## 4. Calculation of the initial conditionsIn this section we describe the procedure by which we have calculated the initial positions and velocities of the bolides, needed to numerically integrate their orbits. Tables 1 and 2 summarize all starting data; in Table 1 the number of significant digits is consistent with the expected accuracy (apart from the apparition times , whose error is at most a few minutes). The errors in the orbital elements are caused by the limited accuracy of both the observations and the models used to reconstruct the trajectory prior to atmospheric entry (the corresponding errors for the coordinates of the radiant points and the entry velocity are given in Table 2). In all cases, these errors are small enough that a qualitative dynamical study such as performed in this paper is meaningful. To fulfil the requirements of our long-term integration software, the data reported in Table 1 had to be: -
complemented by the moment of perihelion passage; -
transformed into rectangular coordinates; -
integrated to a common initial epoch, in our case JD 2440000.5.
All these steps have been carried out by the same method as described in Jopek et al. (1995), to which we refer for further details. Following the first two steps, the rectangular coordinates of Table 3 give the state vectors of the orbits listed in Table 1. The corresponding final state vectors at the common osculating epoch JD2440000.5 and the equivalent set of the orbital elements are listed in Tables 4 and 5, respectively.
Since the orbital elements listed in Table 1 certainly include considerable observational and model errors, we may wonder whether the results of the numerical integration procedure are sensitive to any small change in the values of the initial state vectors. Therefore, exactly in the same way as in our earlier paper (Jopek et al. 1995), we have estimated the propagation of these uncertainties to our final values for the coordinates and velocities used as initial conditions for the long-term integrations. Table 6 shows the maximum differences between the final coordinates of the test particles corresponding to each bolide. In general, the sensitivity does not appear very strong: for most of the orbits the differences are of the order of AU and AU/day, i.e. much larger than the initial "noise", but small enough that the long-term integrations to be discussed in Sect. 5 can still be seen as representative for the real population of small bodies hitting the Earth. The largest instability appears to be associated with bodies nos. 4, 5, 10, 11, 19 and 25.

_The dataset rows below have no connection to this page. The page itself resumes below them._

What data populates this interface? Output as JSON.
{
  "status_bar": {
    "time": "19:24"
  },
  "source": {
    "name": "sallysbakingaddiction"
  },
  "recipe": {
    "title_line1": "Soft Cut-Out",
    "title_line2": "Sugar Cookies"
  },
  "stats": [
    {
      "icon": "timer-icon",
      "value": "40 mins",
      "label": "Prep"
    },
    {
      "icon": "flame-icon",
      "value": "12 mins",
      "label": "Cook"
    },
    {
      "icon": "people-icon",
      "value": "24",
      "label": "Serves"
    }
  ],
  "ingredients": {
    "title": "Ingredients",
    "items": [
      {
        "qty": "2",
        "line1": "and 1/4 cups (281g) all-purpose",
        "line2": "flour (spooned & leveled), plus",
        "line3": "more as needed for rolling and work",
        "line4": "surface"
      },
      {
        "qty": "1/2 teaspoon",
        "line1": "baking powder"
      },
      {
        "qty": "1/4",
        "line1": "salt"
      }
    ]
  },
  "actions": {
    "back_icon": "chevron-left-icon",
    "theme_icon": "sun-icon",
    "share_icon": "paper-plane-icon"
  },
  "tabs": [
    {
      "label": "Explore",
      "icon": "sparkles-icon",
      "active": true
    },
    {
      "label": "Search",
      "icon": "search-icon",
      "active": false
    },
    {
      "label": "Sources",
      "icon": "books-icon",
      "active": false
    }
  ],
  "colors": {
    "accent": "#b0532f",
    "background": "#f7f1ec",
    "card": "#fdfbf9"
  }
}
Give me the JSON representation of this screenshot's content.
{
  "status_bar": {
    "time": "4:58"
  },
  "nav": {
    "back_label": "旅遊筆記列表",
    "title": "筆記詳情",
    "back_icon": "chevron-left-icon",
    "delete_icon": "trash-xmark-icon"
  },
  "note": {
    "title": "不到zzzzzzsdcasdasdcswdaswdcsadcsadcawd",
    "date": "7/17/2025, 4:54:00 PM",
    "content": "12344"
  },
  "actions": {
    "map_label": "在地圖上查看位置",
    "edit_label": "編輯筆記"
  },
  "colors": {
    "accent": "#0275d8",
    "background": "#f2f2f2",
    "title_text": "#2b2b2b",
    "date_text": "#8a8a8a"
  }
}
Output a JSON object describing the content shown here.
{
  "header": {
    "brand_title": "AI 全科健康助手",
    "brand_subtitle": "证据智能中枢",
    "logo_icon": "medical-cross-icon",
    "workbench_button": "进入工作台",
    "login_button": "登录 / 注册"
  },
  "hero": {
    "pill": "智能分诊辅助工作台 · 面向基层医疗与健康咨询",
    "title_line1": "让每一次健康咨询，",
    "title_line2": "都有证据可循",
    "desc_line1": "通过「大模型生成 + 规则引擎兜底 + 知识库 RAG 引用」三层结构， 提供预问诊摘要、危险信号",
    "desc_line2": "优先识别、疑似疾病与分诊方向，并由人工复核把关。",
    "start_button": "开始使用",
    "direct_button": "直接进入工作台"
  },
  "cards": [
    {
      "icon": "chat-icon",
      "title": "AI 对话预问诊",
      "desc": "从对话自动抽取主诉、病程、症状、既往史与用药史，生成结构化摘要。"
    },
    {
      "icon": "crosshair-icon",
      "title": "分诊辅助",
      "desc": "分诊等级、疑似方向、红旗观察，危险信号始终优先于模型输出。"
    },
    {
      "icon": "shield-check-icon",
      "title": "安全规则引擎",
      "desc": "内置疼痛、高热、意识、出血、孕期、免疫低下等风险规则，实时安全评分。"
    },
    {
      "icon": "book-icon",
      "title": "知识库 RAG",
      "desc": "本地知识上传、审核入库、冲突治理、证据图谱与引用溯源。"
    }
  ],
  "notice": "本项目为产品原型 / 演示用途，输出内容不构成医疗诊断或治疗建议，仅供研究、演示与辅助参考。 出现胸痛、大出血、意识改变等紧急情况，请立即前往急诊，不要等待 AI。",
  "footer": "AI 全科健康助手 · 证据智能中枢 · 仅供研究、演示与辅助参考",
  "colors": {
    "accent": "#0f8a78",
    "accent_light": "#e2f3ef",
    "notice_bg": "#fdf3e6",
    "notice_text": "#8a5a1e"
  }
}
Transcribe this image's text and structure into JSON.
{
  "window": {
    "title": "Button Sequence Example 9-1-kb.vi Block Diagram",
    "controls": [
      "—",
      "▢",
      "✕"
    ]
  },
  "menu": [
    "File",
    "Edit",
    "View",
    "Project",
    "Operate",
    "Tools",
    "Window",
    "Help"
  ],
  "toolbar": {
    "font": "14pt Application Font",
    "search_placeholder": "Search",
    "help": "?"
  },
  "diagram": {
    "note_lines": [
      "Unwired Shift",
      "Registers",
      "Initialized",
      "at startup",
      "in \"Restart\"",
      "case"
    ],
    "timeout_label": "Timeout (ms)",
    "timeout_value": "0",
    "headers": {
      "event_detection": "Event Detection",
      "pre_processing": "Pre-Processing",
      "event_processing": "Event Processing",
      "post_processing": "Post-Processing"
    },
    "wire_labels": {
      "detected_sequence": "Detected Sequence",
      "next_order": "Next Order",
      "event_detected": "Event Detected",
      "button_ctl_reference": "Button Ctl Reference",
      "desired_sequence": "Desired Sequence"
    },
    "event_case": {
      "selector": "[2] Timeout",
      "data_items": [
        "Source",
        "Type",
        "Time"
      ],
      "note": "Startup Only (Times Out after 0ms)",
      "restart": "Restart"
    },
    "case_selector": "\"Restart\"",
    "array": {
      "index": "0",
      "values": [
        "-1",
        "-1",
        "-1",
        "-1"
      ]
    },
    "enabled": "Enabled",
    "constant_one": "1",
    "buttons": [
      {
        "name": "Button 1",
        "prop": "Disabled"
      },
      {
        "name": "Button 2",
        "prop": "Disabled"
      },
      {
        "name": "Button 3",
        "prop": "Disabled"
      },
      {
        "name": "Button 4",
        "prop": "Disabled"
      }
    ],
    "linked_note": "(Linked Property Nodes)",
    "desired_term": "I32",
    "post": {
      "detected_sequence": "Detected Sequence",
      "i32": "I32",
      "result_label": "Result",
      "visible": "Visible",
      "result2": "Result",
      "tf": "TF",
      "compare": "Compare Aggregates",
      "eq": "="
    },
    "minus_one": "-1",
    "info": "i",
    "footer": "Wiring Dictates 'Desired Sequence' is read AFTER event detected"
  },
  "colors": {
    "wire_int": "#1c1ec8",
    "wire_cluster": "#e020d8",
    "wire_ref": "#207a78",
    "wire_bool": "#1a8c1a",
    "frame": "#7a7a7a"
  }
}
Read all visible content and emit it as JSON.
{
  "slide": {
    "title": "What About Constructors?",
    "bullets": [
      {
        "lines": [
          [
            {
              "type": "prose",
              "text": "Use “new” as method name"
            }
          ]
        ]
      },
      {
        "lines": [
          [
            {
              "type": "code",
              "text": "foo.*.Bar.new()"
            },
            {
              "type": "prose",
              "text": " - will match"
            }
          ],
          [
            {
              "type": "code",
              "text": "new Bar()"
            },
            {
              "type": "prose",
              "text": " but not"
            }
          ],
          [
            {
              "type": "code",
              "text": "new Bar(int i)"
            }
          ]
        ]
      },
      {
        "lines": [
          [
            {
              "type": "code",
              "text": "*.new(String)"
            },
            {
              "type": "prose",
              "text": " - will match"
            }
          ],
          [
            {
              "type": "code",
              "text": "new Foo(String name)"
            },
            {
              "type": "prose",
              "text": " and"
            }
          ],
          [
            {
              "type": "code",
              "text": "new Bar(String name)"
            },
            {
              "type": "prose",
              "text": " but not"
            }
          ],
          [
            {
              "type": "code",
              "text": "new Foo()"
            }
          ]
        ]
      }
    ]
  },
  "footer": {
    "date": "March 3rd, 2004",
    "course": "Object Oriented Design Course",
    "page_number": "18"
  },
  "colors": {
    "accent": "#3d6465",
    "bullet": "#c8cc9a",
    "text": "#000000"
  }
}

© European Southern Observatory (ESO) 2000 Online publication: December 17, 1999 |